We certainly won’t have to wait seven years before we can celebrate the one millionth meteor observation over the British Isles. News of the science that can be extracted from such simple capture systems is spreading. New members are joining each network all the time – including some significant players such as the Natural History Museum and at least one secondary school (this is a great tool for promoting STEM subjects). The technology is changing too – several keen “techies” are experimenting with more sensitive cameras and Raspberry Pi systems to see if they have the resilience of the proven systems in operation today.
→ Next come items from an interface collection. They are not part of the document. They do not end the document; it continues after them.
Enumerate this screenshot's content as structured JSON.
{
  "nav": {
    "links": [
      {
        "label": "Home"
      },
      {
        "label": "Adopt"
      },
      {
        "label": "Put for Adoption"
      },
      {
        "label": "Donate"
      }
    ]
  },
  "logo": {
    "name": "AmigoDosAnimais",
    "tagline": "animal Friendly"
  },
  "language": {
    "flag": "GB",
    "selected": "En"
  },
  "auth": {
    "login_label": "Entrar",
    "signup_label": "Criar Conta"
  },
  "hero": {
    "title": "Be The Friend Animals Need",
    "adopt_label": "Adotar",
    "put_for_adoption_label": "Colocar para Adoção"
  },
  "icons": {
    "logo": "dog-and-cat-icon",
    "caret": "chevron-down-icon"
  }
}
I’m not a huge fan of social media, but I can’t help being impressed by the way that UKMON engage the public with their twitter feed and live feed from cameras. Scientifically, I think we still have some way to go – dark flight calculations are complex and there haven’t been any killer papers published yet, but the dozen or so that have been published, by both networks, have set the bar. With other professional and amateur groups (such as Jim Rowe’s SCAMP network) deploying all sky cameras, the game is on to identify a fireball that survives the earth’s atmosphere so that the surviving meteorite can be recovered for analysis. Hence the interest of the Natural History Museum (amongst others).
Will a meteorite fall be retrieved in the UK before we get to one million observations ? Almost certainly!
List of Abbreviations used:
EDMONd: European viDeo Meteor Observation Network
HAG: Hampshire Astronomical Group (www.hantsastro.org.uk)
NEMETODE: NEtwork for MEteor Triangulation and Orbit Determination (www.nemetode.org)
SCAMP: System for Capture of Asteroid and Meteorite Paths (www.scamp.org.uk)
STEM: Science, Technology, Engineering and Mathematics
UKMON: United Kingdom Meteor Observation Network (www.ukmeteornetwork.co.uk)